We recently checked out the playground at Woodland Park in Seattle (at 59th and Phinney Ave, by the north parking lot at the zoo). They have a new playground which has got some really cool features:

  • Ladders with uneven steps… challenge kids to pay attention and to adapt their movements to the variable heights of each step
  • “Rock climbing” ladders… kids scale uneven “rocks” to get to the slide
  • this rope dome thing that has no clear obvious way up, so kids have to get inventive to find their way up

Landscapes Structures is a national company. You can search for a Landscapes Structures playground near you: www.playlsi.com/

(I do have to say though, that just because it’s Landscape Structures won’t mean it’s this cool…. this is one of their newest designs I think – we’ve been to some parks with older equipment by them and they don’t have these organic features, though they’re still always nice.)

And also, I recommend getting your child out in nature, or in “found nature playgrounds” in your urban area.


Time to go wading!


What could be better on a hot day than wading in a cool creek?
It’s cool, the sound of the water is relaxing, it’s building big motor skills (staying balanced on uneven ground), small motor skills (picking up pebbles to throw), caution and limits (don’t go to the deep area), entomology (water bugs!), mud-ology  (check out this great post on the benefits of mud play http://rightfromthestart.wordpress.com/2012/08/30/build-a-mud-kitchen-why-playing-with-mud-is-good-for-children/) fluid dynamics (water moves much faster over the waterfall than on the flat), mama’s limits (you can’t play near the waterfall!)
Lots of great stuff!
Do be aware of safety. Watch for broken glass in the water if you’re wading barefoot. It’s great if you know drowning rescue and CPR just in case. And it’s best to go with friends to help keep an eye out for everyone. Shower or bathe when you get home to wash off any buggies…
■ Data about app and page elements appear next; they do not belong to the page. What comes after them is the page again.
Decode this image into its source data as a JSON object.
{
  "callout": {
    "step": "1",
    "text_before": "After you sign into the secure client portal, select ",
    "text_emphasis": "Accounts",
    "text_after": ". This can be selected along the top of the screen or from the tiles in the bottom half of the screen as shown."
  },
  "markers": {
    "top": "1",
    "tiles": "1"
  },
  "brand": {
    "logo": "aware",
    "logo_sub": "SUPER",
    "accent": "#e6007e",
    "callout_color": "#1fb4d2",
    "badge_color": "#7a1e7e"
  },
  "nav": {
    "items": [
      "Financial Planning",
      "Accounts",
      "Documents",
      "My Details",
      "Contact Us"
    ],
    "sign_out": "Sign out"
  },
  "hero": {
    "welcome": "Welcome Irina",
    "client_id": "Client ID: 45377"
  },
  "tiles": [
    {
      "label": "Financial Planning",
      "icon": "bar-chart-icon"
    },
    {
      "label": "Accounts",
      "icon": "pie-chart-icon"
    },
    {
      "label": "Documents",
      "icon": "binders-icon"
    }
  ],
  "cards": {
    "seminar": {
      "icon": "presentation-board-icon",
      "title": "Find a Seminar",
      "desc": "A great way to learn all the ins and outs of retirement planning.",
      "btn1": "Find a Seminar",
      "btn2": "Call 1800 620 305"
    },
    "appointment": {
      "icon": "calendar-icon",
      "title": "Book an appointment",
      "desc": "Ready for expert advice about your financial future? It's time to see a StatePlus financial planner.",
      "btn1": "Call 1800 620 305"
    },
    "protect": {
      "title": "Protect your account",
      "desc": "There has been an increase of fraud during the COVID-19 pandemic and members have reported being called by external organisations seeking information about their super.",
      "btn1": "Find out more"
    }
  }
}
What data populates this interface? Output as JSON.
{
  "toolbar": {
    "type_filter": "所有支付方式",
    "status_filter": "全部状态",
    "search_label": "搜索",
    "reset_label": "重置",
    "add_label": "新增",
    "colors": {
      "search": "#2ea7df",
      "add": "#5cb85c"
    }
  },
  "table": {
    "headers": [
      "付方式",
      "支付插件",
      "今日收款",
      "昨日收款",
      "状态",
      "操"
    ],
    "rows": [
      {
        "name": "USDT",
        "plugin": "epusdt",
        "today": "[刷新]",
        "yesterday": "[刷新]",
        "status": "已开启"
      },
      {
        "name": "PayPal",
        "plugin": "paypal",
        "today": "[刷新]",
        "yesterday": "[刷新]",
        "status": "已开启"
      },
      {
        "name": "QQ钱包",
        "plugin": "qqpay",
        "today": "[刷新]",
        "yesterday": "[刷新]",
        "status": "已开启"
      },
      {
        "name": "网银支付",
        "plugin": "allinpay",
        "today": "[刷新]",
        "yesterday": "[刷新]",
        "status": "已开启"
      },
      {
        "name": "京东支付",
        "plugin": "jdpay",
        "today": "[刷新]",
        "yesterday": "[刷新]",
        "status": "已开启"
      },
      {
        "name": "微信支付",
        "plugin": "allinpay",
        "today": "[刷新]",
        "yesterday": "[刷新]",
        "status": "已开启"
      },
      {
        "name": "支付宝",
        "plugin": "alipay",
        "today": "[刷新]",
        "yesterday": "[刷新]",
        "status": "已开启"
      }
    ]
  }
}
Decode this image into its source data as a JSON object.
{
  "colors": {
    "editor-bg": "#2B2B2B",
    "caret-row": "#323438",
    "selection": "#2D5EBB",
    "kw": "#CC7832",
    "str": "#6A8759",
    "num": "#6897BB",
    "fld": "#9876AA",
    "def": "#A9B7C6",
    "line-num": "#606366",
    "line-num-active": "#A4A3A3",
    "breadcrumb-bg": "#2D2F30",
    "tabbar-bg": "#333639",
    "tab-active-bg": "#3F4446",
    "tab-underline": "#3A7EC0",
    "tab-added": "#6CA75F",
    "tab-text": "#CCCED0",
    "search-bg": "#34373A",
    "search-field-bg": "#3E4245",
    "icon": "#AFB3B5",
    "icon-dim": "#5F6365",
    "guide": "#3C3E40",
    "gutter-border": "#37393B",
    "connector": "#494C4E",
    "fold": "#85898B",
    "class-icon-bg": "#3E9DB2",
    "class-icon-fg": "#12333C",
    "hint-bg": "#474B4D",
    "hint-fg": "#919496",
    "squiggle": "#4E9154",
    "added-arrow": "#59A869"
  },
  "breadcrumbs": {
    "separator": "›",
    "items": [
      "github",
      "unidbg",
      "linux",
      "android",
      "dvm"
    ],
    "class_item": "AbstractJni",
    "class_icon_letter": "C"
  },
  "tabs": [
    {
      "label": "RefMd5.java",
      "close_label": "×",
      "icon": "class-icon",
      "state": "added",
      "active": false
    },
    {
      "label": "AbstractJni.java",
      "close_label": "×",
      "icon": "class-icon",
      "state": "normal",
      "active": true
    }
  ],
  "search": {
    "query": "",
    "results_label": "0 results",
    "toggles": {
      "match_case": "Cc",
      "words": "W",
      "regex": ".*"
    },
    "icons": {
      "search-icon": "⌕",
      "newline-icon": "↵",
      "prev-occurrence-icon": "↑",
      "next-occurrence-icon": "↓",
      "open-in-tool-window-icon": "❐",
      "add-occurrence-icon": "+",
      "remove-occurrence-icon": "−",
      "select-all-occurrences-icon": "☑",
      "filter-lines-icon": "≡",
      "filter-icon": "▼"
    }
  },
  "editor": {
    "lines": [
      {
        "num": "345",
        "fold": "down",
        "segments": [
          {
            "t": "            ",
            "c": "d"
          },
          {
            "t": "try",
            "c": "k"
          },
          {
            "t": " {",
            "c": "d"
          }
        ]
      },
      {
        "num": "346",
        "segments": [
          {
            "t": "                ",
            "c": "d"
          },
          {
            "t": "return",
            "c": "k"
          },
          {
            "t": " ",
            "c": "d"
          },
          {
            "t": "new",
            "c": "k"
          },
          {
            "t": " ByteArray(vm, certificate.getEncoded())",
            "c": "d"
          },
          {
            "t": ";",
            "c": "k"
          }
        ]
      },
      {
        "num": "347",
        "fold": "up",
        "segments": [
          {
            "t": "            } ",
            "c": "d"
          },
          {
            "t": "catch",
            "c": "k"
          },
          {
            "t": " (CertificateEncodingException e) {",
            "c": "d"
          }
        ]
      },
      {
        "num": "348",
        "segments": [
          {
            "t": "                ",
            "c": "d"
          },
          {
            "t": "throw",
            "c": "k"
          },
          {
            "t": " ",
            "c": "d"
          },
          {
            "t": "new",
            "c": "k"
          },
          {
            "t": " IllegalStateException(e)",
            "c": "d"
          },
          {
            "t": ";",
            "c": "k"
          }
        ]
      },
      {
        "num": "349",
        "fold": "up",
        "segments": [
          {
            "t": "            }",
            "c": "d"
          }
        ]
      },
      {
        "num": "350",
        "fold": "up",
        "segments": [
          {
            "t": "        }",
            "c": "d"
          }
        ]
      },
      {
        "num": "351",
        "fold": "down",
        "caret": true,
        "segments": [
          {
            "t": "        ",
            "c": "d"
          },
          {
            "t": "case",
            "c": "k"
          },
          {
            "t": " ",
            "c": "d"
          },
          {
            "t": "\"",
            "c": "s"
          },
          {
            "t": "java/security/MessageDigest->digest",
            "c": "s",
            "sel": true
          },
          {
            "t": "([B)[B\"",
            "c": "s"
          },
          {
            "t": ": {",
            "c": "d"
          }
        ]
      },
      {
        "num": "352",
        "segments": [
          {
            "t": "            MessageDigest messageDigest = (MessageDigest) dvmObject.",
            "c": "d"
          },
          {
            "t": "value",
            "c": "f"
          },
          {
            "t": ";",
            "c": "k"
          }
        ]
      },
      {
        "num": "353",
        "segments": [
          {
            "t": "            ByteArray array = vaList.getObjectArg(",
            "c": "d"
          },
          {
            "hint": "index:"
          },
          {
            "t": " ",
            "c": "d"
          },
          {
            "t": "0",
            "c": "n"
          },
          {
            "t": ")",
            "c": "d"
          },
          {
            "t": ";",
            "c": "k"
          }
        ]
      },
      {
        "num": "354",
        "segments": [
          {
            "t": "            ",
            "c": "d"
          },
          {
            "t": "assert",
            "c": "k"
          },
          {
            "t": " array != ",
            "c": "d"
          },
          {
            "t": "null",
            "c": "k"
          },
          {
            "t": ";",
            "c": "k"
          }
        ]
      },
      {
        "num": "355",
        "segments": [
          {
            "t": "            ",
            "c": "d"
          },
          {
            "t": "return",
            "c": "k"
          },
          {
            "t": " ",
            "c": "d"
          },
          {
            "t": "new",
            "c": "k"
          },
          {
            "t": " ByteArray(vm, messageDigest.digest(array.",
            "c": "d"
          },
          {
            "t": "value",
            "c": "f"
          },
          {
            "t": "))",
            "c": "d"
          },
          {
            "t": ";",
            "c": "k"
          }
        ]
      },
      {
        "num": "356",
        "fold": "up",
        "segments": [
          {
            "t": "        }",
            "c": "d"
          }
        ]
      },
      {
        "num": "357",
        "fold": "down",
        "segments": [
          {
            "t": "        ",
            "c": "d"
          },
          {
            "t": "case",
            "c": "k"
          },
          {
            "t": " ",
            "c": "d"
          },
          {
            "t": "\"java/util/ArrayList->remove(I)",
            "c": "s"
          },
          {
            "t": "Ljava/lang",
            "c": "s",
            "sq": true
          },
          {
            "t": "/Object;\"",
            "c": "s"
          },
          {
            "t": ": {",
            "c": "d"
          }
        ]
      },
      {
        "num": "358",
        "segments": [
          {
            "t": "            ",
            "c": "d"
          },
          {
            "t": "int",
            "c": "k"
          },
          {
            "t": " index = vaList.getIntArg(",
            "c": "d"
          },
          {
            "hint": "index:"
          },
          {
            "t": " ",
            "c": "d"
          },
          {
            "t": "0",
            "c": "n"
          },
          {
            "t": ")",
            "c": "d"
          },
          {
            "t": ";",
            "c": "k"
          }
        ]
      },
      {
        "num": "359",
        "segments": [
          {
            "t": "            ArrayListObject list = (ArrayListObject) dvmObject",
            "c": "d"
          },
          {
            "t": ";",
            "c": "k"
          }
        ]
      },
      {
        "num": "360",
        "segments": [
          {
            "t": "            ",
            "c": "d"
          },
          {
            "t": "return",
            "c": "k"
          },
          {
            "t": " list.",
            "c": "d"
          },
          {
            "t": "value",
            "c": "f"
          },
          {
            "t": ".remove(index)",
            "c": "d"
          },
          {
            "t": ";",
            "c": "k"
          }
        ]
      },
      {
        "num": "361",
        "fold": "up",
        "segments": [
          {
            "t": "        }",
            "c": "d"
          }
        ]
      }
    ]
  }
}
Wading at Everest park in Kirkland, WA

Wading at Everest park in Kirkland, WA

These pictures were taken at Everest park in Kirkland, WA. Plan to park in the lot north of the ball-fields. The creek is between parking and fields / playground. I was surprised to find we were the only ones in the creek on this hot hot day, but this park is never crowded… It is one of those almost- undiscovered gems.  http://parksofkirkland.com/everest-park/

Note: You do need to closely supervise here… the middle picture above shows the waterfall at the edge of this little pond area.